(App and web page records)
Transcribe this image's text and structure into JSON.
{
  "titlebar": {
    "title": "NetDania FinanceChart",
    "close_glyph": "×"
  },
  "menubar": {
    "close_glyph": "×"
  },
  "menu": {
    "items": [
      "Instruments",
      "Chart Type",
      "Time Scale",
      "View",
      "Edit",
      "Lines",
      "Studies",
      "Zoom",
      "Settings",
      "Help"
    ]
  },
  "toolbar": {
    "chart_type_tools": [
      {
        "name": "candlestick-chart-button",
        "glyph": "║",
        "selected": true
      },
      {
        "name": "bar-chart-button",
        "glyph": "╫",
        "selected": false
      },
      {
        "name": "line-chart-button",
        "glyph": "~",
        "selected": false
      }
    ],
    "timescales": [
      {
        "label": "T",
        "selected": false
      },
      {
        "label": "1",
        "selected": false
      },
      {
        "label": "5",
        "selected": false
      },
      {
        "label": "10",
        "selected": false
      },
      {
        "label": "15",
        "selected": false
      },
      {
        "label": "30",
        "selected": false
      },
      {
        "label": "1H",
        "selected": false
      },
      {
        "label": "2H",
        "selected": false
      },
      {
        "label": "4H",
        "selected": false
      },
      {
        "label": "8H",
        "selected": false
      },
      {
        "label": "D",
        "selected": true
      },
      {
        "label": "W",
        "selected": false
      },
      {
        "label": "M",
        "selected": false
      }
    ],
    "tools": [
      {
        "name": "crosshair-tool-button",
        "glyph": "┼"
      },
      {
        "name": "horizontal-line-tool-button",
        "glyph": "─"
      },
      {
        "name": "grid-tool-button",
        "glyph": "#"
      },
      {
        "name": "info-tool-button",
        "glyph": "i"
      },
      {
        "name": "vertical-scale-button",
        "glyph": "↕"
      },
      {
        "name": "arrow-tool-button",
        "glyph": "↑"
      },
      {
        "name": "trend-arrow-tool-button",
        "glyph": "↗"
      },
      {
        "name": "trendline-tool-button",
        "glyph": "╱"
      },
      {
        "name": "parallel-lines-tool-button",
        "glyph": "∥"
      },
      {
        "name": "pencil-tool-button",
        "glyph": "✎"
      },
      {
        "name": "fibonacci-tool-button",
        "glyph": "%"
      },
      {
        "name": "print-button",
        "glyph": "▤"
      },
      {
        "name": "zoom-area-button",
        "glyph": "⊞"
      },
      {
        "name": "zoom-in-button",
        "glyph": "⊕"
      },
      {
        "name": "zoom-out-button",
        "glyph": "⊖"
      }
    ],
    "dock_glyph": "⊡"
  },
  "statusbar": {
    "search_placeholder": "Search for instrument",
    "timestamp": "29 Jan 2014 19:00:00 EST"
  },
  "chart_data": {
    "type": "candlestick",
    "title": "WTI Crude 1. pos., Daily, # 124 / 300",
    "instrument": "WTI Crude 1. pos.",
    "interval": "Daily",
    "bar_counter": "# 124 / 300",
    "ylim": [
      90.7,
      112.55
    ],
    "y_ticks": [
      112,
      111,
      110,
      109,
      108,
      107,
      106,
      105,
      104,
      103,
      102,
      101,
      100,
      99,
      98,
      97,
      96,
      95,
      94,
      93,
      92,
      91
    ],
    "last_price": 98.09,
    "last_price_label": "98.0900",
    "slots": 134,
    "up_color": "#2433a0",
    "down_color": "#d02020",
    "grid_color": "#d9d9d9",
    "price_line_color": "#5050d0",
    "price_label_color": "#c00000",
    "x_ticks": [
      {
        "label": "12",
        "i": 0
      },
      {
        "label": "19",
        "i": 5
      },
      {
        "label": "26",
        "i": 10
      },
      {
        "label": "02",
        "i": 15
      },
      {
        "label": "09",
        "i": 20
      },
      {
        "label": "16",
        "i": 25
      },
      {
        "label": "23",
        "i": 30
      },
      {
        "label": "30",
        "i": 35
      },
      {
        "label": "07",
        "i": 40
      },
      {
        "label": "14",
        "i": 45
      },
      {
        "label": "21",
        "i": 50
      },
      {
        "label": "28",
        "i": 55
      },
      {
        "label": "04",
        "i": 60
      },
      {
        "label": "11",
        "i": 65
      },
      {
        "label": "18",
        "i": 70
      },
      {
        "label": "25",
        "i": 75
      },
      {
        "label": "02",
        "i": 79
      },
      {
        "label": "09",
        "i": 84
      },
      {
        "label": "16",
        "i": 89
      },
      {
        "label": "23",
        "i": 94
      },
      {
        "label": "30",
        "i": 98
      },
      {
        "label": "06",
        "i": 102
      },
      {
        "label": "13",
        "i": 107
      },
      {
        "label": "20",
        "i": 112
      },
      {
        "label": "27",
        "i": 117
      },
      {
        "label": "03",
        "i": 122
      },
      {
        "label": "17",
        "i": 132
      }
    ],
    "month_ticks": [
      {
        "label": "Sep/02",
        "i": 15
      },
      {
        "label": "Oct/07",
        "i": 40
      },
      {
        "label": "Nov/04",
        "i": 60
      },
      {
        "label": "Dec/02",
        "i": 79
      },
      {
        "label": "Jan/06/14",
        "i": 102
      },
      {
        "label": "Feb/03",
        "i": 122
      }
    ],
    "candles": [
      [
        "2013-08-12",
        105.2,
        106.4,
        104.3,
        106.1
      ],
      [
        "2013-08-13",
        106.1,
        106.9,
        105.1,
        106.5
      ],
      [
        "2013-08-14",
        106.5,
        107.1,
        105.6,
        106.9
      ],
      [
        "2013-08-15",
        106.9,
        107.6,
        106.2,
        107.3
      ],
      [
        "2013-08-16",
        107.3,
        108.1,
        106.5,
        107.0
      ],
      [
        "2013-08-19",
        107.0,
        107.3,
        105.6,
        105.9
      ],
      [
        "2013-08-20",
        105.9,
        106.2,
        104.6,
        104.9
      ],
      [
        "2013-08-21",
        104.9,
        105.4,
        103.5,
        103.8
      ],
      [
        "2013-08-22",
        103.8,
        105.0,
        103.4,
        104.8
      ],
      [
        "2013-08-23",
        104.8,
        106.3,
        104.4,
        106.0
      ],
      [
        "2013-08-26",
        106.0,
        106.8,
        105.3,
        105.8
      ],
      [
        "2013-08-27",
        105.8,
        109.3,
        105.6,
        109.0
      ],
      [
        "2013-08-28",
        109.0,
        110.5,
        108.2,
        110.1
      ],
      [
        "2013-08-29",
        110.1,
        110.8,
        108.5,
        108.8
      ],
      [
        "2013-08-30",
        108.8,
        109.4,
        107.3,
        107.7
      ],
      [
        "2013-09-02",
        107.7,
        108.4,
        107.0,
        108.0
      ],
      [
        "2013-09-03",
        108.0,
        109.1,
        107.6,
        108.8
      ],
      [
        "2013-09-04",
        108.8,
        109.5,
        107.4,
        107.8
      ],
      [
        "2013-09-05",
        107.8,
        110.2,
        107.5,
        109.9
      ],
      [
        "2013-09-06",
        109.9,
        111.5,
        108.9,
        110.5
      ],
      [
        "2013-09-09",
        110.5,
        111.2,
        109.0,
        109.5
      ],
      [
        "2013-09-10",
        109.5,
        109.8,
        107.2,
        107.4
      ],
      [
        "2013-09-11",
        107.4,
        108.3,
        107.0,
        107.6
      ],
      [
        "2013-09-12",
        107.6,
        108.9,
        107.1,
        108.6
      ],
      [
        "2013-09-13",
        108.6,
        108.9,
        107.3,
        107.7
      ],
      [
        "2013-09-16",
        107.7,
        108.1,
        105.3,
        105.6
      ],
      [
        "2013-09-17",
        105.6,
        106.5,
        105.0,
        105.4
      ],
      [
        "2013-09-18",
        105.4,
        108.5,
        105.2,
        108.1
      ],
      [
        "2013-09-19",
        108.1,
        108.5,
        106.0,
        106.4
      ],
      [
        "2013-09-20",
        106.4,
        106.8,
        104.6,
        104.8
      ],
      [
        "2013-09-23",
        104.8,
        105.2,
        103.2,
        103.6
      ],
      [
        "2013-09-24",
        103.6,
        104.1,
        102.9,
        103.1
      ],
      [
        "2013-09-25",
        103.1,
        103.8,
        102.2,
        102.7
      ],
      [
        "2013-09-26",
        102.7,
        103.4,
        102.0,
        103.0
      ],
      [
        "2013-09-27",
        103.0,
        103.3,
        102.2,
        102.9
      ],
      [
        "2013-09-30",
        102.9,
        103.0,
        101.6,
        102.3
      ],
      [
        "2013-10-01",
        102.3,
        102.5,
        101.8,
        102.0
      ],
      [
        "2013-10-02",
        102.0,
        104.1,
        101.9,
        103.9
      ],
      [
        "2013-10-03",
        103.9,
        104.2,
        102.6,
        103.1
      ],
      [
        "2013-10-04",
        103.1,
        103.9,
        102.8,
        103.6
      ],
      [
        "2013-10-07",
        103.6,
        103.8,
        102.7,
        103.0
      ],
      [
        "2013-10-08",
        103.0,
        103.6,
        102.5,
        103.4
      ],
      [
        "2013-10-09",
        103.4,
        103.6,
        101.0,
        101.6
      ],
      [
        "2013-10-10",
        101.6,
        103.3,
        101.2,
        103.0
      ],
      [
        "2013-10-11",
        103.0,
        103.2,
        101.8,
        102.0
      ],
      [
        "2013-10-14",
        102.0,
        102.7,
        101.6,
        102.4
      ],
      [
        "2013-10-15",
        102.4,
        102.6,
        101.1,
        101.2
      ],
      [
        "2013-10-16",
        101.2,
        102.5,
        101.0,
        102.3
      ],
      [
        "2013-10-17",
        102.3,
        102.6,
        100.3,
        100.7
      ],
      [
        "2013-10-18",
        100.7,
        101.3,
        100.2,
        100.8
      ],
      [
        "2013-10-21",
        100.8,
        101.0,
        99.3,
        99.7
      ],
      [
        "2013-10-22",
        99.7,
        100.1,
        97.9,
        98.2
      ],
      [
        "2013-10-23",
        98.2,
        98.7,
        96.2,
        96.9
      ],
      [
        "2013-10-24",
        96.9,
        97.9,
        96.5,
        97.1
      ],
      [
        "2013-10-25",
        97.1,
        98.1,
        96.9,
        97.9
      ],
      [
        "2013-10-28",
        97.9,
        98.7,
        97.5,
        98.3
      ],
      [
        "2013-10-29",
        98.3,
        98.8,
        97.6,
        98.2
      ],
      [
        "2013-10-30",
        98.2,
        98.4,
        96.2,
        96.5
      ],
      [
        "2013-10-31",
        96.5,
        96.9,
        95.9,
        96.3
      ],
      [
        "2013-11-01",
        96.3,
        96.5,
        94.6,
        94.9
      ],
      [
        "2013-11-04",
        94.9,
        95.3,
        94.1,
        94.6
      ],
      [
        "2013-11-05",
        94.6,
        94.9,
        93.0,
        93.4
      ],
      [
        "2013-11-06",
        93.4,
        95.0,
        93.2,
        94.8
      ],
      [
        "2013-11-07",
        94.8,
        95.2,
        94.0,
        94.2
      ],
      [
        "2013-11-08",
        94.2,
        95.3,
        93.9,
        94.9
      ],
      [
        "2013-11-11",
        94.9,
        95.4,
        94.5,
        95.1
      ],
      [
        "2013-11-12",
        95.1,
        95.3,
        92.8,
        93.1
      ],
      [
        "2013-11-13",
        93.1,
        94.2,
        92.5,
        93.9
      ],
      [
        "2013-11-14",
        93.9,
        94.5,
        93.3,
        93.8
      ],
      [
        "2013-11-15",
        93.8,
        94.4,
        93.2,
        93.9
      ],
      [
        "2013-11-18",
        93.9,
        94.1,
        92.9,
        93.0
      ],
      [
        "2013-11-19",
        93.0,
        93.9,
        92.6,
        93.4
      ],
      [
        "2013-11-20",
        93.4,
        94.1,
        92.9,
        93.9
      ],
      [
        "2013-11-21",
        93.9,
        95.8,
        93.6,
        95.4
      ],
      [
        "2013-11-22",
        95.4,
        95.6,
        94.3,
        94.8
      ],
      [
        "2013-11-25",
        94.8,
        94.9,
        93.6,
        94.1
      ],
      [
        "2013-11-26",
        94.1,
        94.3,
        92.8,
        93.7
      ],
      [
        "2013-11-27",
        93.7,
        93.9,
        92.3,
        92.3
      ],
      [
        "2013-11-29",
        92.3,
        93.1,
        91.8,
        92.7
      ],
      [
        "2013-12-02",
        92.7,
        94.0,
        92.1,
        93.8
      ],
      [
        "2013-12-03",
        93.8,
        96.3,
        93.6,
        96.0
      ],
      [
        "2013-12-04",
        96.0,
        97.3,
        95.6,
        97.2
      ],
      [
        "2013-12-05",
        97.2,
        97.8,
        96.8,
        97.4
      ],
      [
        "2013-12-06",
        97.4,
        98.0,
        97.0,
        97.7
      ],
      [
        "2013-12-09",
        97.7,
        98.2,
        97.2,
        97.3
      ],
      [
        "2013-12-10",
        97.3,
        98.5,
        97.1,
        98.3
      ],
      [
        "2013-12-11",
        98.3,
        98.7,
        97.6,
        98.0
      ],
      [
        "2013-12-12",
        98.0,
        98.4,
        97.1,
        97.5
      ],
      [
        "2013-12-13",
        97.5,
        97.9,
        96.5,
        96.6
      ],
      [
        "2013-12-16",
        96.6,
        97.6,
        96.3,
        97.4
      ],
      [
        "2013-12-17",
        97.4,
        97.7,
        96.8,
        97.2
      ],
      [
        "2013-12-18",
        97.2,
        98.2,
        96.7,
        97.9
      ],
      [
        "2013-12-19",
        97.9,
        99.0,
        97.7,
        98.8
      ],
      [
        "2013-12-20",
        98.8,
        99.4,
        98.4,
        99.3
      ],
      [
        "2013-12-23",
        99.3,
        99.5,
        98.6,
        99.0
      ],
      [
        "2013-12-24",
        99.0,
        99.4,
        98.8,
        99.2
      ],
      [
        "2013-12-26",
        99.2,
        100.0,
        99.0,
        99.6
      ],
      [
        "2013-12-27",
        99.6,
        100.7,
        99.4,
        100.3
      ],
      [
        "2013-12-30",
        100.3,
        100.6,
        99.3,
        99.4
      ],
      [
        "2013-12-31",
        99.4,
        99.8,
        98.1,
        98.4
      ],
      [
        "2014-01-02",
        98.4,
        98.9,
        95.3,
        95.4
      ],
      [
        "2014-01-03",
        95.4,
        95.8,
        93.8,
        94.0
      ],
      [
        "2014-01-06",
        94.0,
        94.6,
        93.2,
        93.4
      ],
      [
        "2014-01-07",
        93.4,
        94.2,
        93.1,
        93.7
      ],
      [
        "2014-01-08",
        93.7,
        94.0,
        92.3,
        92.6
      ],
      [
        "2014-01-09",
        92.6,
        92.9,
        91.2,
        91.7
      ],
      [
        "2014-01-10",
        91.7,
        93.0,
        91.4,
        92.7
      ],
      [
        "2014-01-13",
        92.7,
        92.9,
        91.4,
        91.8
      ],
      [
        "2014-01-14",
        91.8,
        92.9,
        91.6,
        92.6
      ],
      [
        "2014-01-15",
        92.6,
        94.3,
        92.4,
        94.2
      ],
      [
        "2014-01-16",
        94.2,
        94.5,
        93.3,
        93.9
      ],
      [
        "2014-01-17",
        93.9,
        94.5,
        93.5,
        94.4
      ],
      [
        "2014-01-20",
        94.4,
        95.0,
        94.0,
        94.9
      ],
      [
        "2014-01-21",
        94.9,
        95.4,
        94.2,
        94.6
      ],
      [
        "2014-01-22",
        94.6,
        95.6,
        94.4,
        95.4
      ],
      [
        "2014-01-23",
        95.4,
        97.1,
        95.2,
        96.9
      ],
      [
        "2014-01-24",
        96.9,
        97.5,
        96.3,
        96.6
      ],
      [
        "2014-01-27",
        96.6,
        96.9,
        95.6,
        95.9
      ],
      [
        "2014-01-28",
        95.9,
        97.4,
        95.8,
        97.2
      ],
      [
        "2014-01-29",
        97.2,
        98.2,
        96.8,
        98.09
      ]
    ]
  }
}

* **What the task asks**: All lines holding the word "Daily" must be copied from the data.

* **Task solution**:
    "title": "WTI Crude 1. pos., Daily, # 124 / 300",
    "interval": "Daily",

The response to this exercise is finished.